08.30-09.10 RAMS parameters for track and switches
Presenters: Matti Rantatalo, Associate Professor & Stephen Famurewa, Trafikverket/Senior Lecturer, Operation and Maintenance, Luleå University of Technology.
09.10-09.50 Bridge testing – A solution to the sustainability challenge?
Presenter: Gabriel Sas, Professor and Head of Subject, Structural Engineering, Luleå University of Technology.
10.00 Dissertation Integrating Ergonomics in Maintainability Design Process Kiumars Teymourian, Operation and Maintenance, Luleå University of Technology

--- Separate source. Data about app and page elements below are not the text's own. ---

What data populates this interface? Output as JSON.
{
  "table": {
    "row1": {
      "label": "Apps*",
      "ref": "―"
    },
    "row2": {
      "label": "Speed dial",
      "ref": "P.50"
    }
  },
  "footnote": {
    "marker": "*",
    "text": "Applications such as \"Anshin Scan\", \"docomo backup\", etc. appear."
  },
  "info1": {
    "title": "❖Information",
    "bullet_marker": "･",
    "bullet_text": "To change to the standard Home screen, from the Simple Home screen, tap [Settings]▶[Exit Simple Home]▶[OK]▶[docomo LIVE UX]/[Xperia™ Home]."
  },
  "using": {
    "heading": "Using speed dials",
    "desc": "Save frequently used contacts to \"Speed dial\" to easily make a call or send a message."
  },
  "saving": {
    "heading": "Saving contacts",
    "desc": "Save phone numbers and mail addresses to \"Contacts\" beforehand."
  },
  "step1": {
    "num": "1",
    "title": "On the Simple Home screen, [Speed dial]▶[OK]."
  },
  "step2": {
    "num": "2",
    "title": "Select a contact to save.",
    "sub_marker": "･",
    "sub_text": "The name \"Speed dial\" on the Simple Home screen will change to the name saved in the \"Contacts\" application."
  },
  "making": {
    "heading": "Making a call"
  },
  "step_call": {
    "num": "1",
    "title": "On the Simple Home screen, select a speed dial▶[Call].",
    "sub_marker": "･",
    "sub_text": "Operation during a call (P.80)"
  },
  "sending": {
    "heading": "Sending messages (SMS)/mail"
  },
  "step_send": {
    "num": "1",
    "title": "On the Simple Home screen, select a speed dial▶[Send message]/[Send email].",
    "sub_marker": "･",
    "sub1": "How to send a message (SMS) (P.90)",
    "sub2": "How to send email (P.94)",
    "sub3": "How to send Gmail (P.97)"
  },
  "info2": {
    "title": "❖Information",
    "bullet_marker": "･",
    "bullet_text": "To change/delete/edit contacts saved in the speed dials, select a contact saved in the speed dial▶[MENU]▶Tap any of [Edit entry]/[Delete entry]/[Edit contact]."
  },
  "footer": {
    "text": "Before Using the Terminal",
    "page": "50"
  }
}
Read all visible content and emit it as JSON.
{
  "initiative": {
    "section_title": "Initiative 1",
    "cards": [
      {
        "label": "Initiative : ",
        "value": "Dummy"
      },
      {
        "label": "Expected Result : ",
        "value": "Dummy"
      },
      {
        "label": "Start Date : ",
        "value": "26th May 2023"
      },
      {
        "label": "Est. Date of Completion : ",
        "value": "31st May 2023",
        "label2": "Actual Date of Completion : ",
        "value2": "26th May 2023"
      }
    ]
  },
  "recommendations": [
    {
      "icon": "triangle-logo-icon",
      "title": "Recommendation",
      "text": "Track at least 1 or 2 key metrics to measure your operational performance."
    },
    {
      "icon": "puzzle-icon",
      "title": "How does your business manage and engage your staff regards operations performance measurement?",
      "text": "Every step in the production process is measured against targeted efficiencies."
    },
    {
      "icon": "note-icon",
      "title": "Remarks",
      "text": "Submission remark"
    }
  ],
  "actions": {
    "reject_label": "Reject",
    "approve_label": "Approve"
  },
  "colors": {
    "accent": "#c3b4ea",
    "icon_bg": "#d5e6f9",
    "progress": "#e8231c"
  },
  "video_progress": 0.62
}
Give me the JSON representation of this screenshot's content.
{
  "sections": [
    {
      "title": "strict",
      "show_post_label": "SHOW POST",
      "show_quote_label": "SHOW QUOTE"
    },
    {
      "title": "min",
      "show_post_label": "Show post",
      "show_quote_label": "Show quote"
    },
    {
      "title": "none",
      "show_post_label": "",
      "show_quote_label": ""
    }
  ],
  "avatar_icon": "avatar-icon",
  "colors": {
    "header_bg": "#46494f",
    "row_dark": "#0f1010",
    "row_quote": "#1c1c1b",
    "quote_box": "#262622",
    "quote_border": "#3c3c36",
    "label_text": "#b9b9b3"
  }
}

Engineered designed systems or products influence the intended humans through their interactions and interface with the systems. A system or product is an object whereas a human is a living complex system, and most of human characteristics, such as capabilities and limitations, are known. During the design process, from the conceptual phase to phasing out, maintainability engineers are involved in making the designed system/product easier for its maintaining. Maintainability is a process and it is one of the design parameters, which will affect maintenance that is required as a result of the design. Maintainability and maintenance are two innate factors in a system/product that influence the health of human users. Much literature and many reports focus on human maintenance operators who, due to their working conditions, confront with many; risks, incidents, and accidents and the consequences of these situations result in many serious injuries, illnesses, and even fatalities. These unanticipated events result from a lack of synchronization between the design of the tasks required for maintenance performance, human capabilities, and limitations. The argument of this thesis is that an active integration of cognizant ergonomics expertise, in the maintainability design process, will result in viable system/product functionality, cost savings, the well-being of involved humans, and organizational efficiencies. In study I, the simulation approach was used to identify the critical posture of the maintenance personnel, and to implement the defined postures with minimal loads on the personnel who used the equipment in a practical scenario. The simulation results were given to the designers to use to improve the workplace/equipment, in order to reduce maintenance time, which is a key parameter in maintainability. The study also described product design workflow, and the role of ergonomist participation in the design. In study II, two relevant tools, Hierarchical Task Analysis (HTA) and William Fine method, were applied in order to prevent serious accidents and make task performances safer for maintainers. The results presented a clearer understanding of the differences between “work-as-done” and “work-as-imagined”, for both manager and operators. Study III used an injuries survey, completed by maintenance operators, in a study of compression on their lower backs. This study reveals an absence of effective maintainability design during the product design stage. The general conclusion of these studies is that maintenance operators, due to the nature of their work, are exposed to more risks, and that ergonomics considerations, during the maintainability design, will lead to healthier working conditions. Different ergonomics tools were used and the results have shown how working conditions improved. These improvements were suboptimal concerning micro and macro-ergonomics aspects, due to the pre-existing working situations.